As you see, there is some cross-over between the Digging and Cultivating Hoes. The information on our individual tool pages will help you decide, and you can see our Hoe Selector Chart far below. There are other odd tasks they can be used for, such as moving thick mulch with the Fork Hoe, making drainage trenches with the Grub Hoe, and moving and piling loose soil with the Grape Hoe.
Click here to see our Replacement Hoe Handles
The Long Handled Hoe Advantage
Long handles allow you to stand in the proper upright ergonomic position while you dig, cultivate, or weed. This means less effort and less back strain than if you used a short handled tool, or a shovel or spade. For weeding hoes, people quickly understand the advantage of a long handle. But with digging and cultivating hoes, people sometimes mix them up with different shorter handled tools, or with short versions used in other parts of the world. We will explain below...
Long handle = easier on the back.
Short handle = more bending.
The height of your hoe handle should be between your armpit and shoulder.

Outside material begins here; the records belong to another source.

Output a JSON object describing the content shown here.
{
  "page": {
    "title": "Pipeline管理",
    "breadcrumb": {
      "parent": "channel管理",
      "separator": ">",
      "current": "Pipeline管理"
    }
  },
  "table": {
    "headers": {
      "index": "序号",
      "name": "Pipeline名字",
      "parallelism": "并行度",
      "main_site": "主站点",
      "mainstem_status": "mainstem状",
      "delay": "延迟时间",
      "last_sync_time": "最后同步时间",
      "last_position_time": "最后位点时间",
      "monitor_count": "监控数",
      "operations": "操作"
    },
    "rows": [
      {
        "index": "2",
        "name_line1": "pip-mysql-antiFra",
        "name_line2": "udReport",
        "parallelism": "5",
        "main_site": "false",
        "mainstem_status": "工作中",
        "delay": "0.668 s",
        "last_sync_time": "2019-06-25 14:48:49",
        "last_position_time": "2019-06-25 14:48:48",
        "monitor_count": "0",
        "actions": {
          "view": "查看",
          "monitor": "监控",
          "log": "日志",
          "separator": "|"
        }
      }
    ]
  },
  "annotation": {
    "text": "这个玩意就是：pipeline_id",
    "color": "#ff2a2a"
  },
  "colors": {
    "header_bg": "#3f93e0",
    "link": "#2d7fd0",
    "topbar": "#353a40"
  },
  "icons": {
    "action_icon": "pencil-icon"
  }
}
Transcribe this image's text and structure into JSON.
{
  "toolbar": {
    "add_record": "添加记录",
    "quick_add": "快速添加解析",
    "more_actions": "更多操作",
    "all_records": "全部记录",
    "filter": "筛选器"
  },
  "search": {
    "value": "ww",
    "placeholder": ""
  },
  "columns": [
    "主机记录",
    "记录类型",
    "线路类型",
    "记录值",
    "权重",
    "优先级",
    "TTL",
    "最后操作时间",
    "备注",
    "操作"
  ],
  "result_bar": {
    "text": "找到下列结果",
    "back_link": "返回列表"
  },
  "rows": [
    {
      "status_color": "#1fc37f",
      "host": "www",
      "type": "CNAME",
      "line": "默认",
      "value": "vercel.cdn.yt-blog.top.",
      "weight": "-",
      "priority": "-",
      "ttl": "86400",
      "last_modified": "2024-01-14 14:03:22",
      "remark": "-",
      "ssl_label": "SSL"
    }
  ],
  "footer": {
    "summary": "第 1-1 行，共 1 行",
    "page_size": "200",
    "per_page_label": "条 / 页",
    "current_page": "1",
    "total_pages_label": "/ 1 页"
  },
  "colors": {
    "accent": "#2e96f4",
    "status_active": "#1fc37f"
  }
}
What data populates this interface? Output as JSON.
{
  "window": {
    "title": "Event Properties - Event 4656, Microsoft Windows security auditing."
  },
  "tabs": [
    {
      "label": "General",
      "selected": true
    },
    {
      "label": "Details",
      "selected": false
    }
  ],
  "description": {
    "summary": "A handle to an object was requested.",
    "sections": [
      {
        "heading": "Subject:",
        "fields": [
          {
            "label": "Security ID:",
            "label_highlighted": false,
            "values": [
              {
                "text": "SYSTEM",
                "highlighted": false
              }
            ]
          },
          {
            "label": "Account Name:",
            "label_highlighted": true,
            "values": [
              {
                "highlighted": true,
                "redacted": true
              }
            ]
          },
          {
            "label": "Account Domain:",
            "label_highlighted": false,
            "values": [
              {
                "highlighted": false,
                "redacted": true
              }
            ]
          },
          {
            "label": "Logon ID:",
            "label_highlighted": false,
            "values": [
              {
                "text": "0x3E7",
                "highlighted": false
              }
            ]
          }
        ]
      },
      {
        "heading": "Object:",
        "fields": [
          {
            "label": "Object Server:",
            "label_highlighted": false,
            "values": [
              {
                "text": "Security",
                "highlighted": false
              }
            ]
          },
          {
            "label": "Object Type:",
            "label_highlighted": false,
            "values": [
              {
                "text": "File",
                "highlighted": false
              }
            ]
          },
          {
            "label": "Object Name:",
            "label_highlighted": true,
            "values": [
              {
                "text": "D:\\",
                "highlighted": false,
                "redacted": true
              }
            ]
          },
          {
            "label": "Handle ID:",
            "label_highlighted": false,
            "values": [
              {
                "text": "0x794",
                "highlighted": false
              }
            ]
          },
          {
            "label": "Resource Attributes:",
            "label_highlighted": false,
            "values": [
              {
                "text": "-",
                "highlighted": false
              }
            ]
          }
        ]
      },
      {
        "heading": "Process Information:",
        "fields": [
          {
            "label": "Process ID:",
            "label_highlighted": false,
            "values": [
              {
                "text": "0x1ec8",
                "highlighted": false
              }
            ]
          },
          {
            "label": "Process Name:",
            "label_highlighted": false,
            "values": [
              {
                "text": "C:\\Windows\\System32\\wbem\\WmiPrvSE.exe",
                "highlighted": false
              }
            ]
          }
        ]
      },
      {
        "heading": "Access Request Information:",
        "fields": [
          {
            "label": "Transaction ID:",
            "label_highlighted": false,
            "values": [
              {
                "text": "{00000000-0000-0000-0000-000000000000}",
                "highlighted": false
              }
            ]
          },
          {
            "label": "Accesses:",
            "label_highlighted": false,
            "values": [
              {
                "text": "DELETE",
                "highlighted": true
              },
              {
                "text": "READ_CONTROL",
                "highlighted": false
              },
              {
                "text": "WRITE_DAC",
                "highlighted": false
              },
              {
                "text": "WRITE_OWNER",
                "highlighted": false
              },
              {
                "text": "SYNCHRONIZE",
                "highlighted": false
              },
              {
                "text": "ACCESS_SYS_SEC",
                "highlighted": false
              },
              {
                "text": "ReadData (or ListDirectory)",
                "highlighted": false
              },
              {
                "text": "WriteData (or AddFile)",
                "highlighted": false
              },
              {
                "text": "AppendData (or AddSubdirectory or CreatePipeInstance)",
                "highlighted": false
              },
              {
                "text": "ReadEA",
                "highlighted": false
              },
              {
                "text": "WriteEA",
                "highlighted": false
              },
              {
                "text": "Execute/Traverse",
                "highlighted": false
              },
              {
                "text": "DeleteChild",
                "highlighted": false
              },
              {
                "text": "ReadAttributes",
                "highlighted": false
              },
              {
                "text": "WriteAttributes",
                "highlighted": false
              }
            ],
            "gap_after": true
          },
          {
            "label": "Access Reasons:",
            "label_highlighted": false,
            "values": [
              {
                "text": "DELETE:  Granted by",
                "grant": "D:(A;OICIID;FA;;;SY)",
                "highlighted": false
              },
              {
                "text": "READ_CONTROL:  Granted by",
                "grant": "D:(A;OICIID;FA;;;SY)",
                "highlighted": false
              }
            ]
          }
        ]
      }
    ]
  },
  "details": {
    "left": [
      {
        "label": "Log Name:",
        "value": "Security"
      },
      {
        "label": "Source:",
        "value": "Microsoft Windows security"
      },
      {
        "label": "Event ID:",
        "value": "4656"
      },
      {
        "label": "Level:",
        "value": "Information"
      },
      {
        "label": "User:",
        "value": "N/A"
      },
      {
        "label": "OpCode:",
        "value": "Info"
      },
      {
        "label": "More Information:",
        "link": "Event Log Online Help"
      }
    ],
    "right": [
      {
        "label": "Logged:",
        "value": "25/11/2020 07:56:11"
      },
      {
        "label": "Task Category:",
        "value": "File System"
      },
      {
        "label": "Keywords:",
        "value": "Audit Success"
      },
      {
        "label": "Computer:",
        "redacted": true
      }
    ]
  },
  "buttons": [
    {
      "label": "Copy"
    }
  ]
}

Our hoe handles are designed to allow it to be adjusted to match your size. The long handle is the same diameter over the entire length, so it can be cut shorter if necessary. If your handle is too long simply cut some length off of the rounded end. The cut end can re-rounded with a sander, or by good old-fashioned whittling with a pocket knife.
Why do some tools have much shorter handles?
A shorter handle will work, but it is less ergonomic, harder on your back, and requires more effort. We strongly recommend that you practice using your hoe with a properly sized long handle rather than immediately cutting it down to a shorter length that may FEEL more familiar.
Why would a shorter handle FEEL more familiar?
Most people in North America are more familiar with short-handled picks, mattocks, sledgehammers and axes They are used with a full-body arcing swing, meaning that the tool is swung from overhead down to the ground with a great deal of force to do high impact work like busting concrete and splitting wood. But a grub hoe is a soil digging tool - not a concrete breaker - and it should NOT be swung from overhead.
Why do some Africans and Asians still use this tool with a short handle?
Study after study in Africa, India, and Asia have shown that long-handled tools would be more effective, less tiring, and healthier for the millions of small farmers who use them every day. But old habits and cultural norms are very hard to change, and the switch to long handled farming tools has been slow coming. In many African countries, to work in the fields standing upright is considered a sign of laziness. In Burkina Faso, one women's group said they would like longer handles on their digging hoes, but that their husbands would not allow it.
Here are a couple studies on the issue of short handled versus long handled agricultural tools in the developing world: #1) Rural Women and Farm Tools, and #2) The potential for improving production tools and implements used by women farmers in AfricaPlease see our How to Use a Grub Hoe page for more info.
Gardening Hoe Selector Chart
This chart shows which tools are recommended for common garden and digging tasks.
|Tool / Task||Grub Hoe||Grape Hoe||Fork Hoe||Point Hoe||Plos-korez|
|till a garden||YES||NO||YES||YES||NO|
|dig a trench||YES||NO||NO||NO||NO|
|break hardened soil||Fair||NO||NO||Fair||NO|
|lever stones & roots||NO||NO||NO||NO||NO|
|chop thick roots||NO||NO||NO||NO||NO|
|cut pasture weeds||YES||Fair||NO||YES||NO|
|weed large areas||NO||YES||NO||NO||NO|
|clean garden paths||NO||YES||NO||NO||NO|
|weed small, tight spaces||NO||NO||NO||NO||YES|
|prepare seed beds||NO||Fair||YES||NO||NO|
|move & turn mulch||NO||Fair||YES||NO||NO|
Why do I need a heavy-duty hoe?
If you are going to be digging into the ground, or slicing through thick established weeds, then you should buy a heavy-duty garden hoe so that it lasts a long time. It is a pain to have your tool break during a busy day. There are some tasks that a lighter delicate tool is better for, like detail weeding between closely placed plants with our Ploskorez hoe. For that job, you want a gardening hoe that is small, light, and sharp - so you can control it precisely. For more usage information, visit our How To instruction pages